After farming out the first Annabelle to his longtime cinematographer, John F. Leonetti, Wan hired David Sandberg for the sequel, which is in its way a similarly all-in-the family gesture: The Swedish-born filmmaker scored a hit for Wan’s Atomic Monster imprint in 2014 with Lights Out, a nifty and well-executed expansion of his own award-winning short film, which honored his producer’s preference for patient, well-prepared jolts over violence.

Annabelle: Creation works a similar groove, and its first half is good stuff. Reaching back further than the first Annabelle (which was set at the end of the 1960s and featured a Manson-style death cult), Creation spins a ’50s-era fairy tale about a humble doll-maker (Anthony LaPaglia) and his wife (Miranda Otto) who cope with unimaginable tragedy by invoking dark forces (always a bad idea, as anybody who has read “The Monkey’s Paw” will tell you).

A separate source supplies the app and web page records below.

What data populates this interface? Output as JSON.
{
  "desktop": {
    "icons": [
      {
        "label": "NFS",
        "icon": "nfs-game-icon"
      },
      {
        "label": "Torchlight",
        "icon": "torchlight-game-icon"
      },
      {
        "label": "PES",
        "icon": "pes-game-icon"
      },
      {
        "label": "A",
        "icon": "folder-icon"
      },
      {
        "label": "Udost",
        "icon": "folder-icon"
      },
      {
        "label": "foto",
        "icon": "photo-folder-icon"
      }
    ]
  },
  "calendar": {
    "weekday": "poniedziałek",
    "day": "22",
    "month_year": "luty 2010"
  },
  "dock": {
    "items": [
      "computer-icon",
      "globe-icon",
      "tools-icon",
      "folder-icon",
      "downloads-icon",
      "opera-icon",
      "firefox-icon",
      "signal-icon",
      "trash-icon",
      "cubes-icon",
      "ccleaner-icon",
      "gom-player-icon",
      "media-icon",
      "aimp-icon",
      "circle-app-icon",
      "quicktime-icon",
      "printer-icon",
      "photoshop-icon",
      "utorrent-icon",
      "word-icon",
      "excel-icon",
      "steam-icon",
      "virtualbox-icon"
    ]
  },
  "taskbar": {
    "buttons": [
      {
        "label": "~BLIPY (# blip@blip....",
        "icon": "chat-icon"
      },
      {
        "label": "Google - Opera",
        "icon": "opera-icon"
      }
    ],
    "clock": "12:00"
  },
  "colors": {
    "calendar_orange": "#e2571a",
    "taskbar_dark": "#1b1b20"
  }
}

An even worse idea: turning their sprawling home (which contains, it is hardly a spoiler to tell you, not only the Annabelle doll but also some other, more ephemeral tenants) into an orphanage. Pretty soon, preteen Janice (Talitha Bateman), whose loneliness is compounded by a case of polio, is entering forbidden bedrooms and seeing apparitions, which the supervising nun (Stephanie Sigman) of course dismisses out of hand.

These early passages are fun mostly because of the deftness of Sandberg’s direction, which favors fluid long takes and middle-distance camera setups instead of screen-filling close-ups, but like most prequels, Annabelle: Creation is hemmed in by its tightly constricted narrative obligations. The film exists simply to get us somewhere we’ve already been, and so the level of invention in the storytelling declines right when it should be ramping up. (The presence in the cast of 11-year-old standout Lulu Wilson, who plays Janice’s best friend, only points up how much more confidently similarly predictable material was played last year in emerging B-movie virtuoso Mike Flanagan’s Ouija: Origin of Evil).

As for the film’s real purpose — that all-important, inch-by-inch world-building — it quietly aces the assignment: Its best scare is also its smallest, a blink-and-miss-it callback to the terrifying, pale-faced nun who materialized on a painted canvas in The Conjuring 2 (and who is slated to receive her own feature, the very imaginatively titled The Nun, next year). It may be that continually attempting to promote backup ghouls to franchise-player status will yield diminishing returns, and Wan’s own call-up to the brand-extension big leagues with Aquaman (after the box office bonanza of his assignment on Furious 7) could keep him at arm’s length from his haunted toy box.